This would already be a striking result: these quanta must appear quite close to the horizon and so violate the standard wisdom that the horizon is not a distinguished location. And they are not rare in the sense that their number is of the same order as the number of actual Hawking quanta.

As noted long ago by * Unruh and Wald*, it is possible to ‘mine’ energy from the modes trapped behind the effective potential. The basic procedure is to lower some object below the potential barrier, let the object absorb the trapped modes, and then raise the object back above the barrier. Unruh and Wald thought of the object as a box that could be opened to collect ambient radiation and then closed to keep the radiation from escaping. One may also visualize the object as a particle detector, though the two are equivalent at the level discussed here.

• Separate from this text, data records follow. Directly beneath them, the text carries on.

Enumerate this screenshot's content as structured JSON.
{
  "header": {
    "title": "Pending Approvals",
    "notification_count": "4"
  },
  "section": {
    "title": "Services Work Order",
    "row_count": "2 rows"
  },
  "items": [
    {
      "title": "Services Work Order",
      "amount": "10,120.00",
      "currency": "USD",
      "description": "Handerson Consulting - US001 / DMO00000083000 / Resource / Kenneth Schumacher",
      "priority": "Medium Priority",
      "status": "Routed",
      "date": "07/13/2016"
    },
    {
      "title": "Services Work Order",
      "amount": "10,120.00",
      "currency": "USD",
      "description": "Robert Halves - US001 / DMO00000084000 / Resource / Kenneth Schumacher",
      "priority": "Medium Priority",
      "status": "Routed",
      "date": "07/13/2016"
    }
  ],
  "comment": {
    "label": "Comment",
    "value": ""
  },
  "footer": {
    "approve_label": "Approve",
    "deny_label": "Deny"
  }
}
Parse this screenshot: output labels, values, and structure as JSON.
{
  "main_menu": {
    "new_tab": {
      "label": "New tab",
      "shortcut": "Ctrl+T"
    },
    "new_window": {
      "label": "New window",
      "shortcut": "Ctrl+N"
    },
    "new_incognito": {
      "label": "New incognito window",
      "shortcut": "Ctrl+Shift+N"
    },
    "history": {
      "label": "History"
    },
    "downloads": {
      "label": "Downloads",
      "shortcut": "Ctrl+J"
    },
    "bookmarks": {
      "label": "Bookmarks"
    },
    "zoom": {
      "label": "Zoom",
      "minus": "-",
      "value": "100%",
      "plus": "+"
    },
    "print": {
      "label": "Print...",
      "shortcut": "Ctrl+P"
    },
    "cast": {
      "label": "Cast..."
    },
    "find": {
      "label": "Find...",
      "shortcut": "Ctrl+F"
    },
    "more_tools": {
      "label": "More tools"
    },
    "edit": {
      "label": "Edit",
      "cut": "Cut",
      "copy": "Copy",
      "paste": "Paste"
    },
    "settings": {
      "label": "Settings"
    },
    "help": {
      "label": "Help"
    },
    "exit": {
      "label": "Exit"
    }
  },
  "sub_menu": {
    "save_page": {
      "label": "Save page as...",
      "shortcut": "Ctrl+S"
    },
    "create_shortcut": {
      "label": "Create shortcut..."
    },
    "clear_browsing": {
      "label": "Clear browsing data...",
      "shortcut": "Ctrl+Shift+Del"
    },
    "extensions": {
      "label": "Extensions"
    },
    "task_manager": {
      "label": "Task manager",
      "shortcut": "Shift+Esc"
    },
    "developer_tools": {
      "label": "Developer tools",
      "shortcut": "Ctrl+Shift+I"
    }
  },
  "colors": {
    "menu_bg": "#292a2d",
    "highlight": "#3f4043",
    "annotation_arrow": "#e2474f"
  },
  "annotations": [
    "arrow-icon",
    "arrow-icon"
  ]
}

In the context of such a mining operation, one need only consider the internal state of the mining equipment to be part of the late-time Hawking radiation. In particular, postulate “outside the stretched horizon of a massive black hole, physics can be described to good approximation by a set of semi-classical field equations”, can be used to evolve the mode to be mined backward in time and to conclude for an old black hole that, even before the mining process takes place, the mode must be fully entangled with the early-time radiation. “A freely falling observer experiences nothing out of the ordinary when crossing the horizon” is then violated for these modes as well, suggesting that the infalling observer encounters a Planck density of Planck scale radiation and burns up. One might say that the black hole is protected by a Planck-scale firewall.

Note that this firewall need not be visible to any observer that remains outside the horizon. All that we have argued is that the infalling observer does not experience a pure state. There remains considerable freedom in the possible reduced density matrices that could describe a few localized degrees of freedom outside the black hole, so that this matrix might still agree perfectly with that predicted by Hawking. In this case any local signal that an external observer might hope to ascribe to the firewall at distance 1/ω_{∗} cannot be disentangled from the Unruh radiation that results from probing this scale without falling into the black hole.